There are 4 windows included in the Johari Window. The unknown to self, but known to others is amazingly interesting. What is it about you that other people see that you don't? The is the interesting aspect of this concept is this: If it's know to other people and not to you, then how will these things come into the light and become known to you so you can improve upon them and change them? Feedback from other people right? But are people really receptive to hearing things like - "you know, you make things about YOU quite a bit even when they clearly aren't", or "you come off really mean sometimes", or "you talk way too much and need to tone it down a little", or "you tend to police social situations which makes people not want to be around you", or "you interject ridiculous things into conversations which highlights your immaturity, do you realize that?". Of course these are very harsh ways of saying these things, and for those TM alumni out there who read this, would never ever fly in a 'care enough to confront' situation. But really, do you tell people these things or hope and pray that they figure them out on their own, which most people don't without repeated negative interactions? What do you do? Or is it even your responsibility to say anything even though someones communicative behavior obviously violates every unspoken, or spoken for that matter, social rule that exists?

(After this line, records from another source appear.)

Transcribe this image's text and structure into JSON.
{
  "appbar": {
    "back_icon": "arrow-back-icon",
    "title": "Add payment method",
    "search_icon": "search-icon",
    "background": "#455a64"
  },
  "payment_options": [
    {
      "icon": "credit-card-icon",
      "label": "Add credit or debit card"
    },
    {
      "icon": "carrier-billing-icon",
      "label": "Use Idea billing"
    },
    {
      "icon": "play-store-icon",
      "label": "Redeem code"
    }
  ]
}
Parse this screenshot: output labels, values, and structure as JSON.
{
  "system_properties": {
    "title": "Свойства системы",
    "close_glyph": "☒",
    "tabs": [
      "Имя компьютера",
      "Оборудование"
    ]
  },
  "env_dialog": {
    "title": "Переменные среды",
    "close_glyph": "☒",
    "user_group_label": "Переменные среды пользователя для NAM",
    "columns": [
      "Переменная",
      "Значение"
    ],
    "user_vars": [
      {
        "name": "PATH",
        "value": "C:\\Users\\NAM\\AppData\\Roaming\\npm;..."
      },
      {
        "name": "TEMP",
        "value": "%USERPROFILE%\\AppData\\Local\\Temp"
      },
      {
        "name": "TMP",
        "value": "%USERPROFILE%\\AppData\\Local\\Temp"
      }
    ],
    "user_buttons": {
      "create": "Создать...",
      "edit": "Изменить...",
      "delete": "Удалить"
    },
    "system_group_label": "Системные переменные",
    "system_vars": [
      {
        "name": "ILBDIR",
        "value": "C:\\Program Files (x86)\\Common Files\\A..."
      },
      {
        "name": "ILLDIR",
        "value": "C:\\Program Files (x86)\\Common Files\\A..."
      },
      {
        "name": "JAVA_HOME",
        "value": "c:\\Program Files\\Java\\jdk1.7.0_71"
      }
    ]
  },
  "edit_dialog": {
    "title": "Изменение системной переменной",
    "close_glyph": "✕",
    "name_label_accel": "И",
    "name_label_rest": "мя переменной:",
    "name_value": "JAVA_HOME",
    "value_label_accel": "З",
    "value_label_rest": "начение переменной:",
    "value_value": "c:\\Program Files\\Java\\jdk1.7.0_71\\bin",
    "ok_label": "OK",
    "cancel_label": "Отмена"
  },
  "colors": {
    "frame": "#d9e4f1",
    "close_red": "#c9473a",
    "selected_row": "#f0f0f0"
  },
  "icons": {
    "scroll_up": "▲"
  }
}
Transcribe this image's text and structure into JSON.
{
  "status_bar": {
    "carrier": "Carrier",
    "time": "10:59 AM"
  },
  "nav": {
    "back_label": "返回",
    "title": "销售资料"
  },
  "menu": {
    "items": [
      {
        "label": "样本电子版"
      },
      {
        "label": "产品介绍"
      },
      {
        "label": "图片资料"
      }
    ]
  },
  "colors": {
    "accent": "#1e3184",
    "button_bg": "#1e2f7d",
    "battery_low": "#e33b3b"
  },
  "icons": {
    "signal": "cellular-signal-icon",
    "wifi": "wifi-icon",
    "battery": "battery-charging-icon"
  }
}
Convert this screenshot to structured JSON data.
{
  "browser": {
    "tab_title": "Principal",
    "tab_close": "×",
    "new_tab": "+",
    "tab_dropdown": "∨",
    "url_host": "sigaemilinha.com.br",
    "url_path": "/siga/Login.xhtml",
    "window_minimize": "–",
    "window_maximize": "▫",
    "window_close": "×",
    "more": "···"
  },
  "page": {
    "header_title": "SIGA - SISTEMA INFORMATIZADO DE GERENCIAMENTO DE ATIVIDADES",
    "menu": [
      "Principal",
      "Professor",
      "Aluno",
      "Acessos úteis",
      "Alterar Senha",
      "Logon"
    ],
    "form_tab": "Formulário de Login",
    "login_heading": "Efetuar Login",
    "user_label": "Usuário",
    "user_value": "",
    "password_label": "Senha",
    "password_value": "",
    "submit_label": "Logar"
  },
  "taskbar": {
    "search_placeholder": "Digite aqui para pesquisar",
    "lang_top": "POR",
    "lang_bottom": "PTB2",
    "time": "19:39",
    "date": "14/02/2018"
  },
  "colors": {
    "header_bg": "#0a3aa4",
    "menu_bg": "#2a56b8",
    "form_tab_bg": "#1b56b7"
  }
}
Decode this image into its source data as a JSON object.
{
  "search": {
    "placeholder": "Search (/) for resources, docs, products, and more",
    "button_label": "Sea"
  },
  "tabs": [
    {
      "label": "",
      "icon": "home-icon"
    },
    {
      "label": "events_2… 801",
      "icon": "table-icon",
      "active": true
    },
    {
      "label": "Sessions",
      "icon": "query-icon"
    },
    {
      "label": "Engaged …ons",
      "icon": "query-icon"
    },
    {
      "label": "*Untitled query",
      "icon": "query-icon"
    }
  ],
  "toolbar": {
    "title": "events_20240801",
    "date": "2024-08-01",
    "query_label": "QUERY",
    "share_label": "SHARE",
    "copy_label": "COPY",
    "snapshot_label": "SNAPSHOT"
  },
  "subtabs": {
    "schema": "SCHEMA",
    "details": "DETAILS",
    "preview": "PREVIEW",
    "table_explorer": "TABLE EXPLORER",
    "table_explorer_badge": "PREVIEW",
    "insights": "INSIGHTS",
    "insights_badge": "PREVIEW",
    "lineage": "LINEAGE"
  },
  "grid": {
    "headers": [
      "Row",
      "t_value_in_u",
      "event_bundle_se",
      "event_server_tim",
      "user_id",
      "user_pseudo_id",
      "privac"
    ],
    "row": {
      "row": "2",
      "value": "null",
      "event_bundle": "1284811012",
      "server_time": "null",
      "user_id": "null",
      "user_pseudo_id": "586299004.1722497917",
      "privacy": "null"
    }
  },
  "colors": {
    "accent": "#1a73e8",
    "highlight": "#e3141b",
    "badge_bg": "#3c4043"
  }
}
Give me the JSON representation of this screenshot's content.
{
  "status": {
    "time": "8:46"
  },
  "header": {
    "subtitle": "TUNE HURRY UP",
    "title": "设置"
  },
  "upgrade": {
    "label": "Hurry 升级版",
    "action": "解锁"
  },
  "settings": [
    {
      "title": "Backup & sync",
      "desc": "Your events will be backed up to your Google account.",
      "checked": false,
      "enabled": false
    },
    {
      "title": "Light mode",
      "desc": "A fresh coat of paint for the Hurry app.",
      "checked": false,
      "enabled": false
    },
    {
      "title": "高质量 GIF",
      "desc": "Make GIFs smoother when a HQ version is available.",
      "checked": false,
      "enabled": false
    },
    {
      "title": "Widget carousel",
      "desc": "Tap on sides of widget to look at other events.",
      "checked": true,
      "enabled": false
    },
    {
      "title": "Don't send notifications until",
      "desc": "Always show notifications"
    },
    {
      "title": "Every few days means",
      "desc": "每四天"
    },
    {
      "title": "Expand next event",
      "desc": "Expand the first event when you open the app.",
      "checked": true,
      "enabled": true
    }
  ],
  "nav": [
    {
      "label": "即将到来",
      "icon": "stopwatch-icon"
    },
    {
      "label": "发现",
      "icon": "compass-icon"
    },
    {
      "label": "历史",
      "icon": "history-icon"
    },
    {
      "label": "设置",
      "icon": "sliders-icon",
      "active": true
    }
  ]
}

I come into contact with different groups of students every 7 weeks or so right now because I teach fast track classes and come across A LOT of different personalities. I am constantly analyzing people - and I have quite a bit of time to do that since I drive an hour each way to teach on a normal basis. And to tell you the truth, the analysis goes way beyond my students. I sit back and observe people constantly, and interestingly enough, the Johari Window has been crossing my mind quite a bit. Are particular things people do and say obvious to them? Or are things people do, say and act upon simply blind to them? Or, let's go even further, was it acceptable in your family? And is that particular thing not acceptable in other situations? What is blind to you that others can see? This is part of my quest - what is blind to me that others can see? I can assume, I can guess, I can try and learn from others reactions - but will I ever really know unless someone confirms it?